This blog is the fifth in the series of Middle East construction industry submissions by Deloitte Middle East leaders. For more information, link to the GCC Powers of Construction: Meeting the challenges of delivering mega projects report at http://bit.ly/163aZOD
It’s another Sunday morning in Dubai. For the majority of the world’s population this is a day to unwind. This is a day to read the local newspaper, catch up on celebrity gossip, and put your feet up and generally de-stress. Not so for the UAE’s working class. For Sunday is a start of yet another working week. As the steady stream of our colleagues enter our offices in the Sila Tower (Sowwah Square-Abu Dhabi), our attention is caught by a segment on the radio. Hosts on the “Business Breakfast” show are interviewing yet another food chain that is about to launch in this bustling desert city. This time, it’s a pizza company that claims to have the world’s best suppliers in their back pocket and can therefore serve the world’s best pizza! “Yes,” nodded one of our trainees. “but can they deliver in a sandstorm, in the height of summer?” We look to him. He unknowingly revealed a supply chain challenge that would be critical to the pizza company’s success.
The Middle East, and the UAE in particular, has always been an attractive proposition for foreign investors, gathering the attention of many who have considered either establishing companies or entering into joint ventures with local companies to capitalise on the region’s growth opportunities. While we all are aware that we need to do our homework before taking this bold step, the reality is that not many of us take the time, effort and / or have the energy to consider all the options and risks. We seem to get caught up in the euphoria of it all and forget to think of what the key considerations to effectively manage supply chains in these growing markets might be.
We have recently completed a piece of work with a client that is facing challenges simply because he failed to recognize the importance of the supply chain on his business. His business, although based in a more mature market, has satellite offices in the UAE and in neighboring emerging markets. His project was suffering huge delays, and is still facing huge claims from his clients due to poor performance and non-delivery.
But he is not alone, and we are actively involved in this department in assisting large program owners with effective strategic execution and operational excellence for the enterprise wide programme delivery. Our clients are in the midst of delivering some of the largest and high-profile construction projects in the world facing these issues.
We are seeing increased activity and interest from companies and investors requesting our guidance to assist them in understanding and intelligently engaging with the domestic supply chain market that is critical to their survival and success. Below are some of the key points / factors we always ask our clients to help them get a better understanding of the fluid dynamics of supply chain management in these growing areas:
4. Geopolitical risk
5. Developing local alliances
6. Understanding local culture & practices
7. Managing risk and opportunity
8. Corporate and social responsibility issues
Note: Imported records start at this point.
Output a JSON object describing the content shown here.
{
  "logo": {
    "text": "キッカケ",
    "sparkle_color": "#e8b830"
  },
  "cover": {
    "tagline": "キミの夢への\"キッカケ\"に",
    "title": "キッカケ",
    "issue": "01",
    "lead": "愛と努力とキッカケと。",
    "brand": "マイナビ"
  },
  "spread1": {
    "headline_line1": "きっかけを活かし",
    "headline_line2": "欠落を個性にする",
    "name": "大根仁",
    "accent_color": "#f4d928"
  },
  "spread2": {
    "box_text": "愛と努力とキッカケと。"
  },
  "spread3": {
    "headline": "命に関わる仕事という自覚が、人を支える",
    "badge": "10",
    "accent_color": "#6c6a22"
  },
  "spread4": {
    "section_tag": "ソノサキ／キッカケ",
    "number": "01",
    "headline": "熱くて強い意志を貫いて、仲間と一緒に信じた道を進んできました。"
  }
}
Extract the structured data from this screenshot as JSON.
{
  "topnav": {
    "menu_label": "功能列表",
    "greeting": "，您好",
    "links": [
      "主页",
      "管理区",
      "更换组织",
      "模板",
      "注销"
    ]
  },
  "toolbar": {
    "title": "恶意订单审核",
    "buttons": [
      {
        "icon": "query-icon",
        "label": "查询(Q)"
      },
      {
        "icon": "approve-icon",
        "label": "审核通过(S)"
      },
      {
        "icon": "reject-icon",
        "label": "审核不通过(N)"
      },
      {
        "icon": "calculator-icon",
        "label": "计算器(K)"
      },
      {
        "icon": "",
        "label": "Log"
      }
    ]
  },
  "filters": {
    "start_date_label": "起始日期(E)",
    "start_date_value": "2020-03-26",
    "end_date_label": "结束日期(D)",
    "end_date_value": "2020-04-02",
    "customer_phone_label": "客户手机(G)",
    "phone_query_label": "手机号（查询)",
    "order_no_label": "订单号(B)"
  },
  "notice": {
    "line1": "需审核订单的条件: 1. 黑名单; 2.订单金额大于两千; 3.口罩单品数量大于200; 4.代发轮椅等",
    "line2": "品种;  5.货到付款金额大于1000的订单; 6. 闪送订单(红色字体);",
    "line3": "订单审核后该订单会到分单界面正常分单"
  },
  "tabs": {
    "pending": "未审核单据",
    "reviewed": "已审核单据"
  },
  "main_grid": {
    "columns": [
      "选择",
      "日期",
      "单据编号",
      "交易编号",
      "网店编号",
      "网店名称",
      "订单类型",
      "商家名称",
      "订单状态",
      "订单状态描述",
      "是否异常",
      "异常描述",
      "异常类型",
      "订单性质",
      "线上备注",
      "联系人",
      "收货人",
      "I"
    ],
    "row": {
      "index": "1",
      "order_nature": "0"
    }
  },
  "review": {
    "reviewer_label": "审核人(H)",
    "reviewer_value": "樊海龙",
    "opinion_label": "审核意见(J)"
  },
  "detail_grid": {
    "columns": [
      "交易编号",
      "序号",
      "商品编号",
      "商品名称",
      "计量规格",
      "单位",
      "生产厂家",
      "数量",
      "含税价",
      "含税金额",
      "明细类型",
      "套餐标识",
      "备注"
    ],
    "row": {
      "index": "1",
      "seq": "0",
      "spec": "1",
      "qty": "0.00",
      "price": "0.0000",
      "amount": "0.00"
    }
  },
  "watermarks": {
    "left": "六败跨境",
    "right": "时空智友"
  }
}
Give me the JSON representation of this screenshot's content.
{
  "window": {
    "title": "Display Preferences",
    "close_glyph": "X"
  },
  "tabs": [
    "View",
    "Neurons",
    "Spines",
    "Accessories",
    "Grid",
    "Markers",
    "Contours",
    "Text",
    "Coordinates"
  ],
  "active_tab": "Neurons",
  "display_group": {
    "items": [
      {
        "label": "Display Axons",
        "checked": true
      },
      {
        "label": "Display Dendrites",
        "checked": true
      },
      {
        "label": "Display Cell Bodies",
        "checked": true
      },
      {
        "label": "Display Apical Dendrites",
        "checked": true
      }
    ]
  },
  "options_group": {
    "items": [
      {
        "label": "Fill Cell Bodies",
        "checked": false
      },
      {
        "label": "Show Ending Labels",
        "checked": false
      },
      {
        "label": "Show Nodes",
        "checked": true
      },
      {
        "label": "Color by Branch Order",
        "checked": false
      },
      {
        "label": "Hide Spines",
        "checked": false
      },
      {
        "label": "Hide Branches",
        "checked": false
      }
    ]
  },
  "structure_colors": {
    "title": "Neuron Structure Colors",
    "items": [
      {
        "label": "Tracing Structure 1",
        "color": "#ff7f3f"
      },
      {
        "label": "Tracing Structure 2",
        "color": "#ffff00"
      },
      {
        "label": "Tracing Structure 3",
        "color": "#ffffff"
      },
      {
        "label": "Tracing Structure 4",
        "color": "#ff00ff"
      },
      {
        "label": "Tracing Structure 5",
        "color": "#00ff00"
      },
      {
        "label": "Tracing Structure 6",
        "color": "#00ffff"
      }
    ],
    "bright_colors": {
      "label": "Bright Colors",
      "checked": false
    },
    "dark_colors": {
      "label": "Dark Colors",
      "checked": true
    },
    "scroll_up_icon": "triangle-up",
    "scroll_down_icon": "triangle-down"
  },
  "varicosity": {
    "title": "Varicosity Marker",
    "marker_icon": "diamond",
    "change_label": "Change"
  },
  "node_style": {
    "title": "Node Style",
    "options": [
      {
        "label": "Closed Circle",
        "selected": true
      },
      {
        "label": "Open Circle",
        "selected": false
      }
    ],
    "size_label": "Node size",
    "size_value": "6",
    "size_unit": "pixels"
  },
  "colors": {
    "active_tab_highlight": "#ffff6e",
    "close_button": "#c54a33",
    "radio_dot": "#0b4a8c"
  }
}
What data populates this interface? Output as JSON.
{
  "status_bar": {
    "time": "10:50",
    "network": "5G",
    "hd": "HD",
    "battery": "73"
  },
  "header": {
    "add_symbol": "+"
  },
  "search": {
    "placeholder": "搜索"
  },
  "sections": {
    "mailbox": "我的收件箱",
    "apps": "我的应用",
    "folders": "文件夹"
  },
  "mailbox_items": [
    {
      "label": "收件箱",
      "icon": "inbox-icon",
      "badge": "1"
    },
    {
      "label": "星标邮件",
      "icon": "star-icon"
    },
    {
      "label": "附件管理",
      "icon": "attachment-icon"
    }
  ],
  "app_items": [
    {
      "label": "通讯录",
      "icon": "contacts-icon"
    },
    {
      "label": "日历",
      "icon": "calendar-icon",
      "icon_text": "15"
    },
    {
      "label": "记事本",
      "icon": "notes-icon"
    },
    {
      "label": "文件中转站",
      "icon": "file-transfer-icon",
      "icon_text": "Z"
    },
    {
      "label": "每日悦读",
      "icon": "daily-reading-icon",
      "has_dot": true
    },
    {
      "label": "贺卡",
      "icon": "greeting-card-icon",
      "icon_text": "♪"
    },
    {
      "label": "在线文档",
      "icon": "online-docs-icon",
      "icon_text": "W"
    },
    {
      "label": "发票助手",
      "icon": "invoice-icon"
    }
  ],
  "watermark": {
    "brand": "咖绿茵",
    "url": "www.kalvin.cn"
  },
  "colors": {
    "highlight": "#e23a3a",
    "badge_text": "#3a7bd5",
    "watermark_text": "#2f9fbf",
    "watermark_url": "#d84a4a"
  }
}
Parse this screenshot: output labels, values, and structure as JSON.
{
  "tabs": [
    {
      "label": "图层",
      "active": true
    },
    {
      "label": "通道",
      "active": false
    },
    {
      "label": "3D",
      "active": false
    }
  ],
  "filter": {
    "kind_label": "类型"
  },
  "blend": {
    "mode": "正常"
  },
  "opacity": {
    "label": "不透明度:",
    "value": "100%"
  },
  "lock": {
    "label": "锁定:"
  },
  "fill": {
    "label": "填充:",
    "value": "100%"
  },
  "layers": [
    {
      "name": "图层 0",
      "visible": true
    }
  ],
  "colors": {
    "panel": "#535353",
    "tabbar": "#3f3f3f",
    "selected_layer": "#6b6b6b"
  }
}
Supply chains assembly and optimisation is critical to the success of business in these new markets. Indeed, we may even go as far as saying that these countries’ vision will only be achieved if the related supply chains are efficient and effective. The ability to understand and evaluate the supply chain in the context of the new market is vital to detecting and mitigating supply risks before there is an actual impact. In other words, in the context of global demand, a professional localized view is needed to implement a successful supply chain in a new market.